The first major piece of legislation that the Senate will take up this Fall is “An Act clearing titles to foreclosed properties.” It is a solid and necessary piece of legislation that I do support.
In the years before the recession, many banks and mortgage companies fell into a pattern of issuing mortgages on unfair terms and/or to people with limited ability to make mortgage payments. Standards were low enough in the secondary market that the lenders could turn around and sell these “sub-prime” loans and make a quick buck without taking any risk themselves. In turn, unscrupulous investment bankers would pool those loans and sell interests in the pools to investors unaware of the shaky underlying assets they were buying. The panic that set in as those “collateralized mortgage obligations” lost market credibility was a major factor in the crash.
In the wake of the recession, vacant properties — unmaintained, vulnerable to vandalism and inviting to crime — blight many neighborhoods in communities like Springfield and Worcester. In some instances, they have been actually abandoned by owners who walked away from payments they couldn’t make; in other instances, they have been effectively abandoned by foreclosing banks who just haven’t gotten around to maintaining them and selling them to new buyers. Many homeowners were dislocated by foreclosing banks.
Into this toxic situation, a series of decisions by our Supreme Judicial Court has injected an additional dimension of complexity that has slowed the foreclosure process — in some instances benefiting original owners who are unable to pay their mortgages, in some instances keeping abandoned properties vacant, and in some instances clouding the title held by innocent buyers of foreclosed properties. These decisions did nothing more than affirm rather ancient rules of law, but they were, nonetheless, unanticipated by the real estate bar.
Here is the background: Massachusetts has, for over a century, been a state in which borrowers actually give title to their homes to mortgage holders. By the terms of the mortgage, which usually track language laid out in statute, the mortgage holder can sell the property without court permission if the borrower falls behind. Because the power to foreclose by sale is a very significant power, Massachusetts law requires the mortgage holder to abide strictly by very specific procedures in the foreclosure process.
Most of these procedures make obvious sense and are designed to assure that the the borrower has fair notice and an opportunity to cure the default and/or to renegotiate the mortgage if at all possible. For example, if a bank were to file a foreclosure without having made all the legally prescribed efforts to notify the homeowner, the foreclosure would and should be void. However, the Supreme Judicial Court’s recent decisions have made clear that subtler technical details in the foreclosure process can also void the foreclosure.
Specifically, the SJC held in the Ibanez case that when mortgage loans have been sold and resold in the secondary market, the final holder of the mortgage note must have had the mortgage title transferred before initiating a foreclosure. Previously, the real estate bar had believed and specifically advised clients that “the mortgage follows the note” and if the mortgage note had been assigned it was OK to clean up the assignment of the mortgage title itself after the foreclosure and before the recording of the foreclosure sale deed. This was consistent with standard industry practices nationwide.

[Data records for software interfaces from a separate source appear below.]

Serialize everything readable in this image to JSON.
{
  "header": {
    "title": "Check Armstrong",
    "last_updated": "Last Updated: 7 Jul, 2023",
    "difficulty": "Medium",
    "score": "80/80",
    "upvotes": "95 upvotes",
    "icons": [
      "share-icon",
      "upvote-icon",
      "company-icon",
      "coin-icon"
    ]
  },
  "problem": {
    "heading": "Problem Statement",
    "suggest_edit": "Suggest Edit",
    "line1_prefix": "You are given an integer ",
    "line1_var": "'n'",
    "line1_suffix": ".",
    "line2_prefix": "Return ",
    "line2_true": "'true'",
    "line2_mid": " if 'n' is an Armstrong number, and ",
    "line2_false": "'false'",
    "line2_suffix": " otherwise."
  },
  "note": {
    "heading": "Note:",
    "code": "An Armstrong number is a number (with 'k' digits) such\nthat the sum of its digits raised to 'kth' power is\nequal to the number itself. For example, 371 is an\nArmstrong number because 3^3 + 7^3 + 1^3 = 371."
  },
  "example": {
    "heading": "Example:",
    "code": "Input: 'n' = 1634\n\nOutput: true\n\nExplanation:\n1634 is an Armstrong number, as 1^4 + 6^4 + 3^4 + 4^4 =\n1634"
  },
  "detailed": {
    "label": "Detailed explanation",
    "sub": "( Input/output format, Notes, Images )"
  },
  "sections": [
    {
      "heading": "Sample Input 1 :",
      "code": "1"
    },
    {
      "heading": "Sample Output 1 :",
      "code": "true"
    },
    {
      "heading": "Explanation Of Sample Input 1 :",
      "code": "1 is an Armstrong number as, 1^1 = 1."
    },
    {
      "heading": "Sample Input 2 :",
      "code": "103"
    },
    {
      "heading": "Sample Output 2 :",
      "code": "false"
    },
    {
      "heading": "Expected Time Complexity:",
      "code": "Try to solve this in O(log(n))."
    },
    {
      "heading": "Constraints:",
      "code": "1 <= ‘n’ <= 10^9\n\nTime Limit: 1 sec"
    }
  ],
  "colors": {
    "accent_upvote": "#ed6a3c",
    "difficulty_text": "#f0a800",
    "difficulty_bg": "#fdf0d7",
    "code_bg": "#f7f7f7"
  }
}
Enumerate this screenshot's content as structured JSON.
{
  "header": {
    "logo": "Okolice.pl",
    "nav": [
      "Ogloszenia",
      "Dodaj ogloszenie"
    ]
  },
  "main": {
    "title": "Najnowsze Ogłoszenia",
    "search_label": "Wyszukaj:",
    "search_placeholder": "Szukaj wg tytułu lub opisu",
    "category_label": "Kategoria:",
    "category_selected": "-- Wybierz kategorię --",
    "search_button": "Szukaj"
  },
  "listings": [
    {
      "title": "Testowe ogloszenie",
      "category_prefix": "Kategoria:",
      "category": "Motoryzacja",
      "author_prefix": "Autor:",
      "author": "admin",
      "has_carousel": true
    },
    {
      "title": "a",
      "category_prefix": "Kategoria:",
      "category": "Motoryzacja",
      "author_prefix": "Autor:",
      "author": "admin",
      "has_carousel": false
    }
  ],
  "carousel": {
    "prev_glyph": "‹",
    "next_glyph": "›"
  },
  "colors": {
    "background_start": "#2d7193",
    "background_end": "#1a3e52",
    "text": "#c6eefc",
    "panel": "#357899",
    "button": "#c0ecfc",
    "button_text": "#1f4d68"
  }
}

The discrepancies between national industry practice and Massachusetts law as clarified by the SJC in its recent decisions are only loosely related to the problems in the pre-recession mortgage market. Sloppy documentation went hand in hand with unscrupulous lending, but even scrupulous lenders were following standard procedures inconsistent with Massachusetts law. As a result, essentially all properties that have been foreclosed upon since the advent decades ago of current secondary mortgage market practices have a potentially clouded title.
The bill that the Senate will consider later this week simply states that allegations of defects in foreclosure procedures must be raised within three years. Currently, there is really no directly applicable statute of limitations and owners may have difficulty selling or borrowing against their properties. The bill protects only third-party arms length buyers of the properties. If the foreclosing bank or an affiliate still holds the property it gains no protection. Additionally, regardless of who now holds the property, the original owner will retain their existing rights to sue the lending bank for actual and punitive damages under the state’s consumer protection law for any unfair practices in the issuance of the mortgage or the foreclosure itself. Homeowners who are still in their properties and actively fighting a foreclosure can continue to do so.
I am convinced that it is only right to give third party buyers of foreclosed properties some repose. I also believe it is good for the housing market to define a process that will remove uncertainty. While offending banks will benefit indirectly from the reduced uncertainty, they will remain fully liable to the extent they have done harm through unfair or deceptive practices.
This is a bill that came through the Judiciary Committee which I chair. I have studied it carefully and I fully support it. It adjusts a complex legal process and there has been a lot of confusion about it over the past couple of months of discussion in the legislature. I’m eager to answer any questions that constituents may have about it — so please fire away!